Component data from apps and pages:
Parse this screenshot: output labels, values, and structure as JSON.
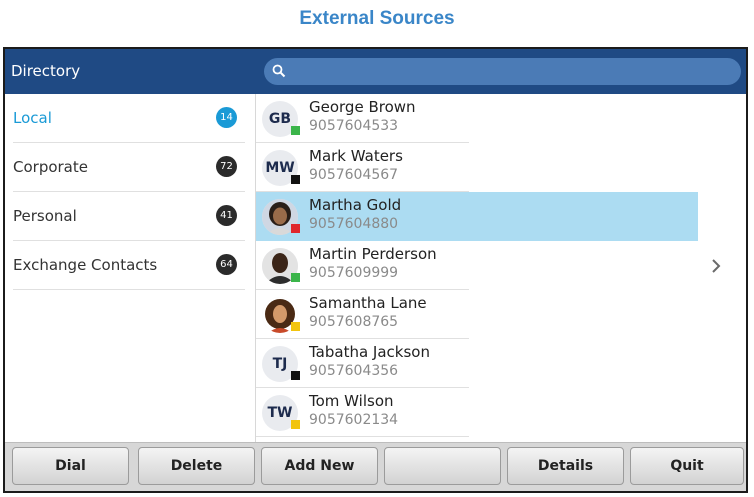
{
  "page_heading": "External Sources",
  "header": {
    "title": "Directory"
  },
  "search": {
    "placeholder": "",
    "icon": "search-icon"
  },
  "sidebar": {
    "items": [
      {
        "label": "Local",
        "count": "14",
        "active": true
      },
      {
        "label": "Corporate",
        "count": "72",
        "active": false
      },
      {
        "label": "Personal",
        "count": "41",
        "active": false
      },
      {
        "label": "Exchange Contacts",
        "count": "64",
        "active": false
      }
    ]
  },
  "contacts": [
    {
      "name": "George Brown",
      "number": "9057604533",
      "initials": "GB",
      "presence": "available",
      "photo": false
    },
    {
      "name": "Mark Waters",
      "number": "9057604567",
      "initials": "MW",
      "presence": "offline",
      "photo": false
    },
    {
      "name": "Martha Gold",
      "number": "9057604880",
      "initials": "",
      "presence": "busy",
      "photo": true,
      "selected": true
    },
    {
      "name": "Martin Perderson",
      "number": "9057609999",
      "initials": "",
      "presence": "available",
      "photo": true
    },
    {
      "name": "Samantha Lane",
      "number": "9057608765",
      "initials": "",
      "presence": "away",
      "photo": true
    },
    {
      "name": "Tabatha Jackson",
      "number": "9057604356",
      "initials": "TJ",
      "presence": "offline",
      "photo": false
    },
    {
      "name": "Tom Wilson",
      "number": "9057602134",
      "initials": "TW",
      "presence": "away",
      "photo": false
    }
  ],
  "softkeys": [
    "Dial",
    "Delete",
    "Add New",
    "",
    "Details",
    "Quit"
  ],
  "colors": {
    "header": "#1f4a84",
    "accent": "#1a9ad6",
    "selected_row": "#acdcf2",
    "available": "#3bb54a",
    "busy": "#e0262b",
    "away": "#f2c40e",
    "offline": "#111111"
  }
}
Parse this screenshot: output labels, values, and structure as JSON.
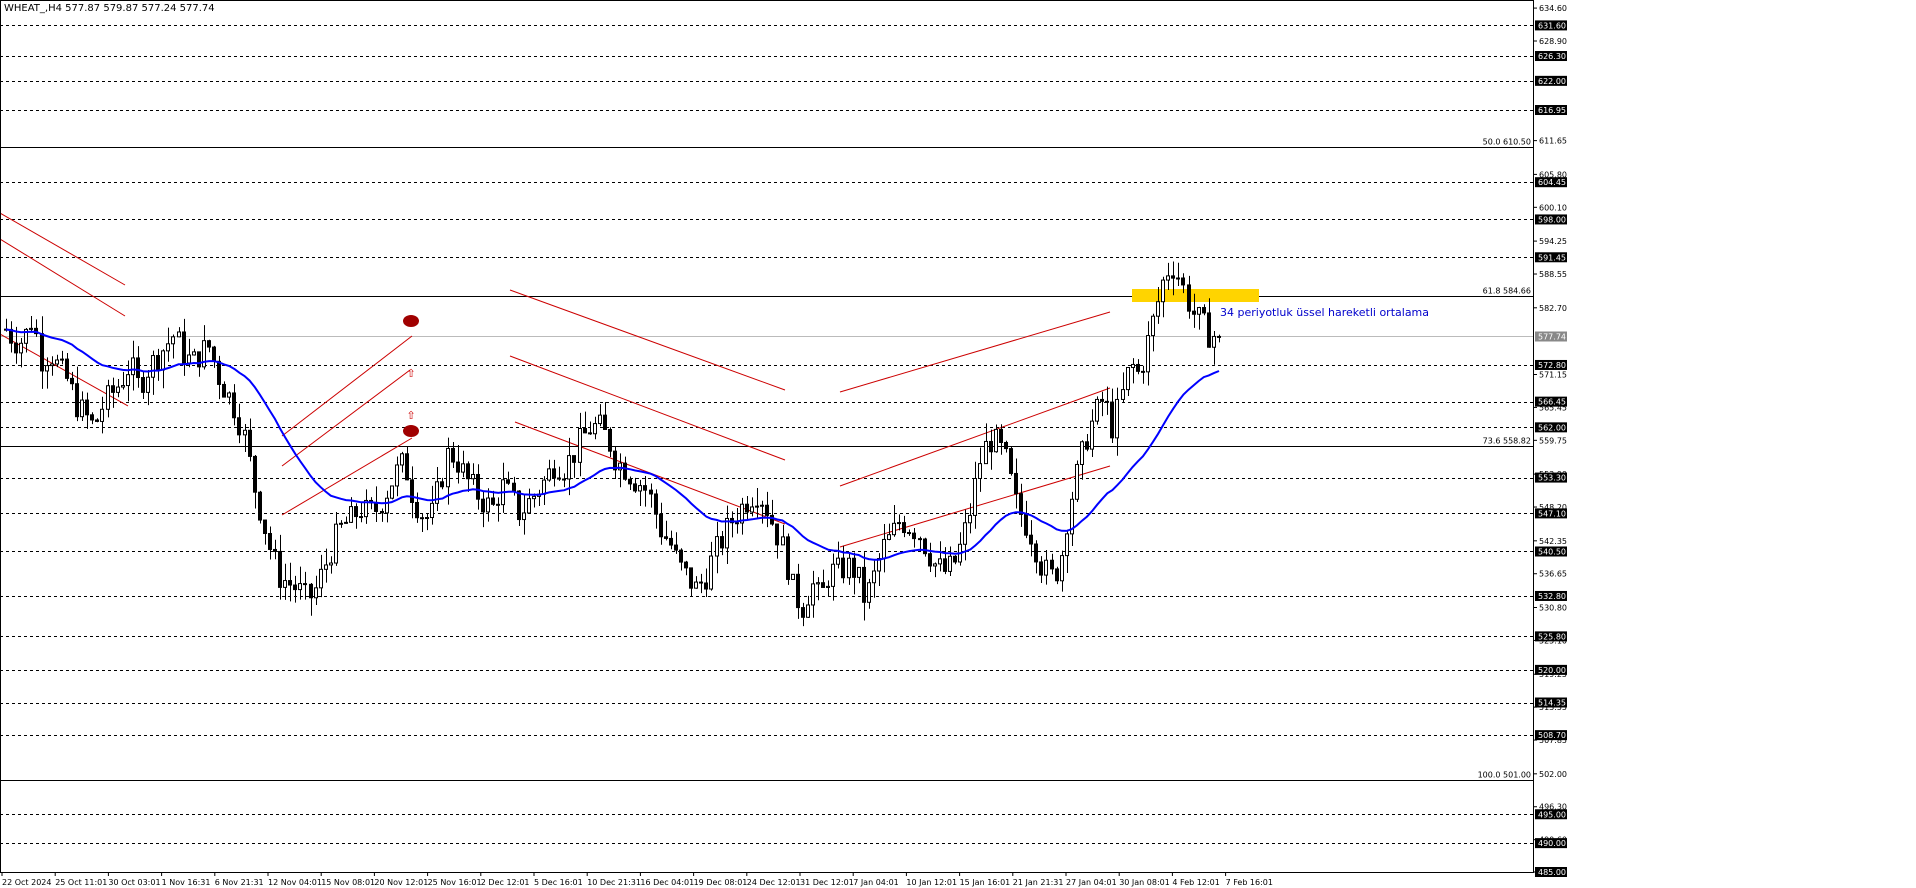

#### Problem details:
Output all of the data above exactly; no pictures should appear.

#### Answer area:
Parse this screenshot: output labels, values, and structure as JSON.
{
  "page_heading": "External Sources",
  "header": {
    "title": "Directory"
  },
  "search": {
    "placeholder": "",
    "icon": "search-icon"
  },
  "sidebar": {
    "items": [
      {
        "label": "Local",
        "count": "14",
        "active": true
      },
      {
        "label": "Corporate",
        "count": "72",
        "active": false
      },
      {
        "label": "Personal",
        "count": "41",
        "active": false
      },
      {
        "label": "Exchange Contacts",
        "count": "64",
        "active": false
      }
    ]
  },
  "contacts": [
    {
      "name": "George Brown",
      "number": "9057604533",
      "initials": "GB",
      "presence": "available",
      "photo": false
    },
    {
      "name": "Mark Waters",
      "number": "9057604567",
      "initials": "MW",
      "presence": "offline",
      "photo": false
    },
    {
      "name": "Martha Gold",
      "number": "9057604880",
      "initials": "",
      "presence": "busy",
      "photo": true,
      "selected": true
    },
    {
      "name": "Martin Perderson",
      "number": "9057609999",
      "initials": "",
      "presence": "available",
      "photo": true
    },
    {
      "name": "Samantha Lane",
      "number": "9057608765",
      "initials": "",
      "presence": "away",
      "photo": true
    },
    {
      "name": "Tabatha Jackson",
      "number": "9057604356",
      "initials": "TJ",
      "presence": "offline",
      "photo": false
    },
    {
      "name": "Tom Wilson",
      "number": "9057602134",
      "initials": "TW",
      "presence": "away",
      "photo": false
    }
  ],
  "softkeys": [
    "Dial",
    "Delete",
    "Add New",
    "",
    "Details",
    "Quit"
  ],
  "colors": {
    "header": "#1f4a84",
    "accent": "#1a9ad6",
    "selected_row": "#acdcf2",
    "available": "#3bb54a",
    "busy": "#e0262b",
    "away": "#f2c40e",
    "offline": "#111111"
  }
}
Parse this screenshot: output labels, values, and structure as JSON.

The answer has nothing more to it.